- _Requirement_
Return each line below holding the string "year".

** Available records follows **

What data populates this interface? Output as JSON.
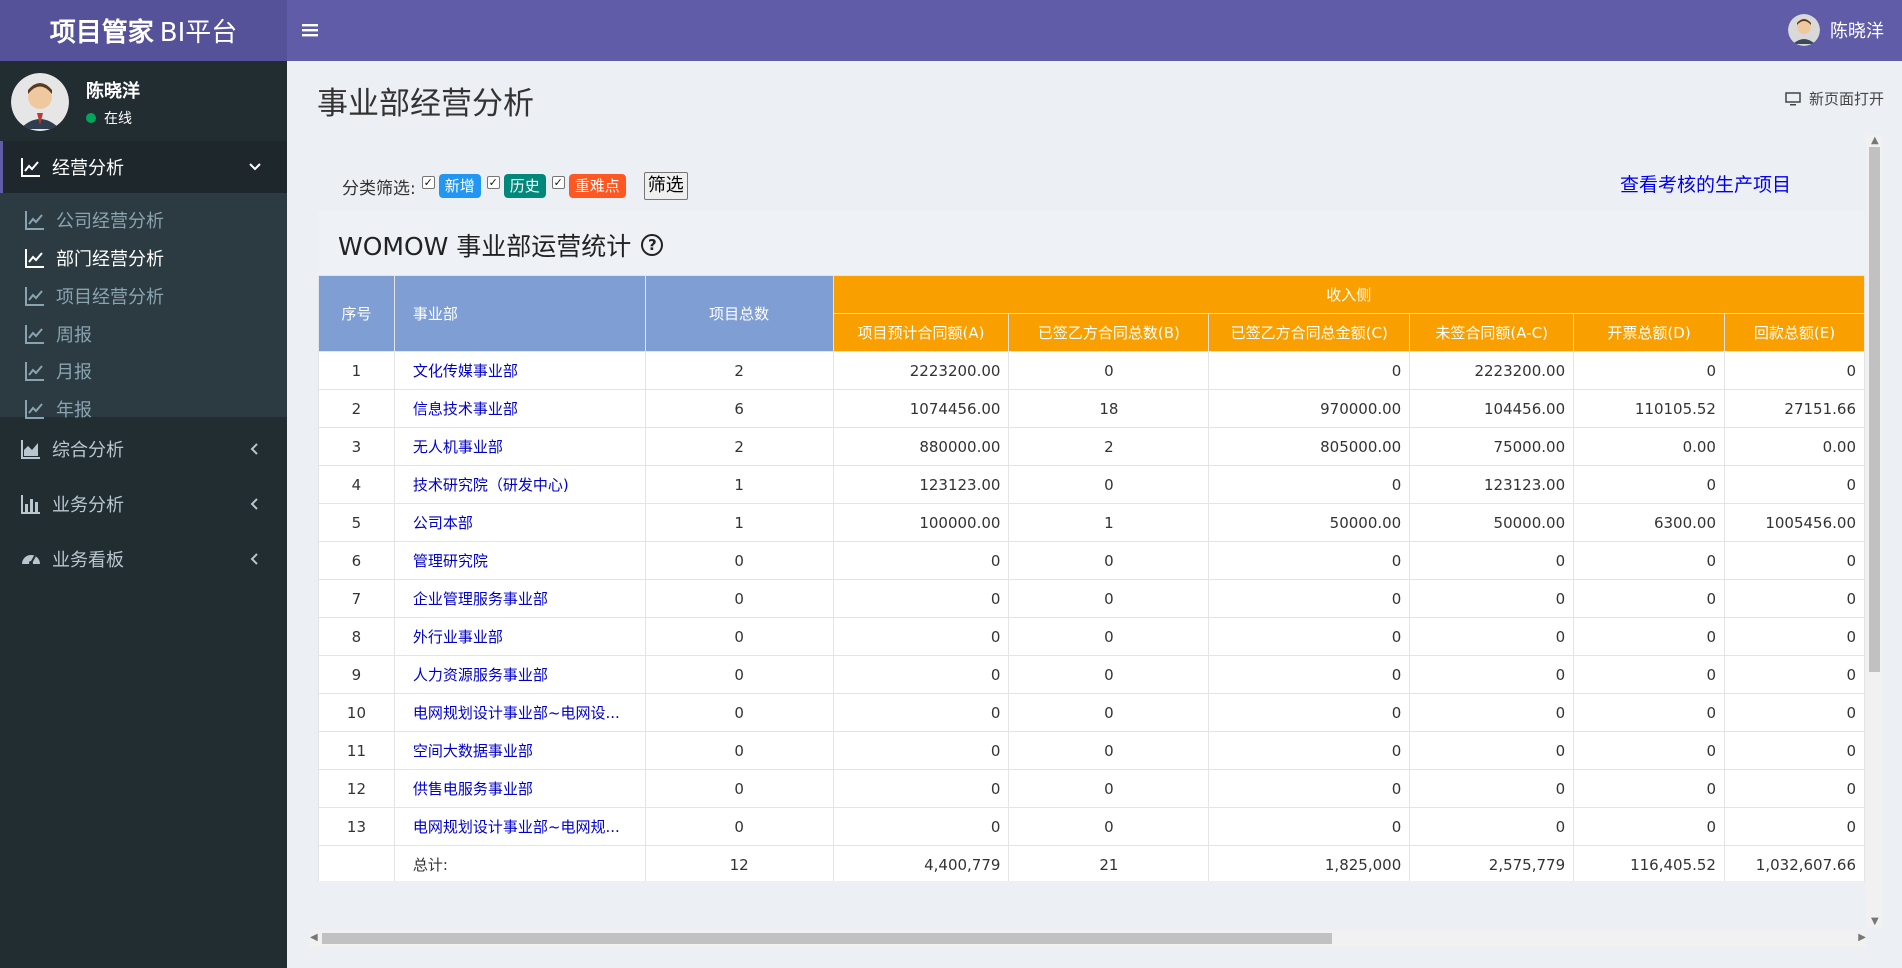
{
  "app": {
    "brand_bold": "项目管家",
    "brand_rest": "BI平台",
    "user": "陈晓洋"
  },
  "sidebar": {
    "user_name": "陈晓洋",
    "status": "在线",
    "groups": [
      {
        "label": "经营分析"
      },
      {
        "label": "综合分析"
      },
      {
        "label": "业务分析"
      },
      {
        "label": "业务看板"
      }
    ],
    "subitems": [
      {
        "label": "公司经营分析"
      },
      {
        "label": "部门经营分析"
      },
      {
        "label": "项目经营分析"
      },
      {
        "label": "周报"
      },
      {
        "label": "月报"
      },
      {
        "label": "年报"
      }
    ]
  },
  "page": {
    "title": "事业部经营分析",
    "new_page": "新页面打开"
  },
  "filter": {
    "label": "分类筛选:",
    "tags": [
      "新增",
      "历史",
      "重难点"
    ],
    "button": "筛选",
    "link": "查看考核的生产项目"
  },
  "panel": {
    "title": "WOMOW 事业部运营统计",
    "help": "?"
  },
  "table": {
    "headers": {
      "seq": "序号",
      "dept": "事业部",
      "total": "项目总数",
      "income": "收入侧",
      "sub": [
        "项目预计合同额(A)",
        "已签乙方合同总数(B)",
        "已签乙方合同总金额(C)",
        "未签合同额(A-C)",
        "开票总额(D)",
        "回款总额(E)"
      ]
    },
    "rows": [
      {
        "seq": "1",
        "dept": "文化传媒事业部",
        "total": "2",
        "a": "2223200.00",
        "b": "0",
        "c": "0",
        "ac": "2223200.00",
        "d": "0",
        "e": "0"
      },
      {
        "seq": "2",
        "dept": "信息技术事业部",
        "total": "6",
        "a": "1074456.00",
        "b": "18",
        "c": "970000.00",
        "ac": "104456.00",
        "d": "110105.52",
        "e": "27151.66"
      },
      {
        "seq": "3",
        "dept": "无人机事业部",
        "total": "2",
        "a": "880000.00",
        "b": "2",
        "c": "805000.00",
        "ac": "75000.00",
        "d": "0.00",
        "e": "0.00"
      },
      {
        "seq": "4",
        "dept": "技术研究院（研发中心)",
        "total": "1",
        "a": "123123.00",
        "b": "0",
        "c": "0",
        "ac": "123123.00",
        "d": "0",
        "e": "0"
      },
      {
        "seq": "5",
        "dept": "公司本部",
        "total": "1",
        "a": "100000.00",
        "b": "1",
        "c": "50000.00",
        "ac": "50000.00",
        "d": "6300.00",
        "e": "1005456.00"
      },
      {
        "seq": "6",
        "dept": "管理研究院",
        "total": "0",
        "a": "0",
        "b": "0",
        "c": "0",
        "ac": "0",
        "d": "0",
        "e": "0"
      },
      {
        "seq": "7",
        "dept": "企业管理服务事业部",
        "total": "0",
        "a": "0",
        "b": "0",
        "c": "0",
        "ac": "0",
        "d": "0",
        "e": "0"
      },
      {
        "seq": "8",
        "dept": "外行业事业部",
        "total": "0",
        "a": "0",
        "b": "0",
        "c": "0",
        "ac": "0",
        "d": "0",
        "e": "0"
      },
      {
        "seq": "9",
        "dept": "人力资源服务事业部",
        "total": "0",
        "a": "0",
        "b": "0",
        "c": "0",
        "ac": "0",
        "d": "0",
        "e": "0"
      },
      {
        "seq": "10",
        "dept": "电网规划设计事业部~电网设...",
        "total": "0",
        "a": "0",
        "b": "0",
        "c": "0",
        "ac": "0",
        "d": "0",
        "e": "0"
      },
      {
        "seq": "11",
        "dept": "空间大数据事业部",
        "total": "0",
        "a": "0",
        "b": "0",
        "c": "0",
        "ac": "0",
        "d": "0",
        "e": "0"
      },
      {
        "seq": "12",
        "dept": "供售电服务事业部",
        "total": "0",
        "a": "0",
        "b": "0",
        "c": "0",
        "ac": "0",
        "d": "0",
        "e": "0"
      },
      {
        "seq": "13",
        "dept": "电网规划设计事业部~电网规...",
        "total": "0",
        "a": "0",
        "b": "0",
        "c": "0",
        "ac": "0",
        "d": "0",
        "e": "0"
      }
    ],
    "totals": {
      "label": "总计:",
      "total": "12",
      "a": "4,400,779",
      "b": "21",
      "c": "1,825,000",
      "ac": "2,575,779",
      "d": "116,405.52",
      "e": "1,032,607.66"
    }
  }
}
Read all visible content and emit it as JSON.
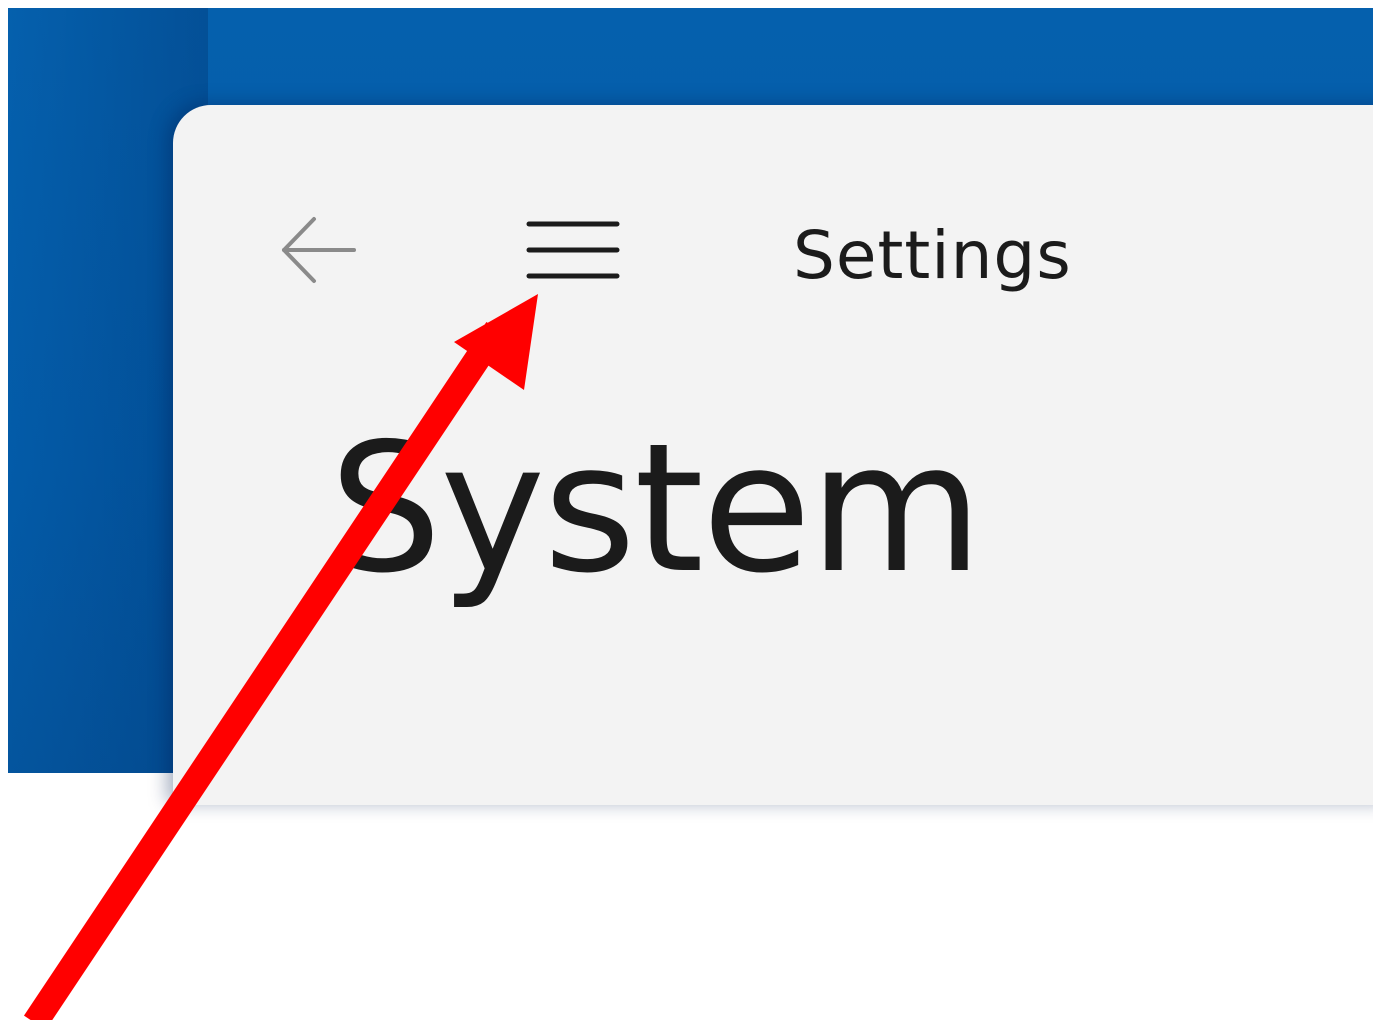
{
  "window": {
    "app_title": "Settings",
    "page_title": "System"
  },
  "toolbar": {
    "back_icon": "back-arrow-icon",
    "menu_icon": "hamburger-menu-icon"
  },
  "annotation": {
    "type": "red-arrow",
    "color": "#ff0000",
    "points_to": "menu-button"
  },
  "colors": {
    "desktop": "#035ba8",
    "window_bg": "#f3f3f3",
    "text": "#1b1b1b",
    "back_icon": "#8a8a8a"
  }
}
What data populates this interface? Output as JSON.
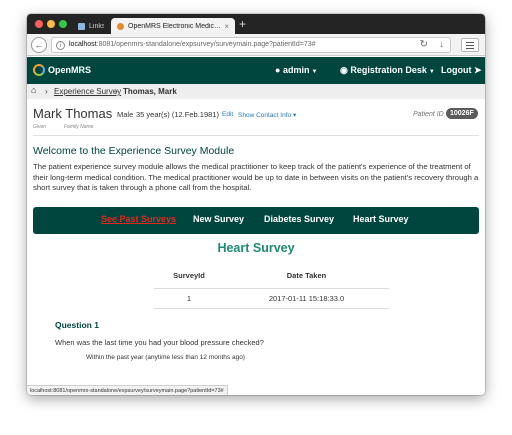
{
  "browser": {
    "tabs": [
      {
        "label": "Links",
        "active": false,
        "icon": "folder-icon"
      },
      {
        "label": "OpenMRS Electronic Medic…",
        "active": true,
        "icon": "openmrs-favicon"
      }
    ],
    "new_tab_label": "+",
    "url_host": "localhost",
    "url_path": ":8081/openmrs-standalone/expsurvey/surveymain.page?patientId=73#",
    "status_url": "localhost:8081/openmrs-standalone/expsurvey/surveymain.page?patientId=73#"
  },
  "header": {
    "brand": "OpenMRS",
    "user": "admin",
    "location": "Registration Desk",
    "logout": "Logout",
    "colors": {
      "bar": "#00463f"
    }
  },
  "breadcrumb": {
    "link": "Experience Survey",
    "current": "Thomas, Mark"
  },
  "patient": {
    "name": "Mark Thomas",
    "gender": "Male",
    "age": "35 year(s) (12.Feb.1981)",
    "edit": "Edit",
    "show_contact": "Show Contact Info",
    "given_caption": "Given",
    "family_caption": "Family Name",
    "id_label": "Patient ID",
    "id": "10026F"
  },
  "main": {
    "title": "Welcome to the Experience Survey Module",
    "description": "The patient experience survey module allows the medical practitioner to keep track of the patient's experience of the treatment of their long-term medical condition. The medical practitioner would be up to date in between visits on the patient's recovery through a short survey that is taken through a phone call from the hospital.",
    "nav": {
      "past": "See Past Surveys",
      "new": "New Survey",
      "diabetes": "Diabetes Survey",
      "heart": "Heart Survey"
    },
    "survey_title": "Heart Survey",
    "table": {
      "headers": [
        "SurveyId",
        "Date Taken"
      ],
      "rows": [
        [
          "1",
          "2017-01-11 15:18:33.0"
        ]
      ]
    },
    "question": {
      "title": "Question 1",
      "text": "When was the last time you had your blood pressure checked?",
      "answer": "Within the past year (anytime less than 12 months ago)"
    },
    "colors": {
      "accent": "#1e8a73",
      "active_link": "#e5261f"
    }
  }
}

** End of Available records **

- _Solution_
    "age": "35 year(s) (12.Feb.1981)",
      "answer": "Within the past year (anytime less than 12 months ago)"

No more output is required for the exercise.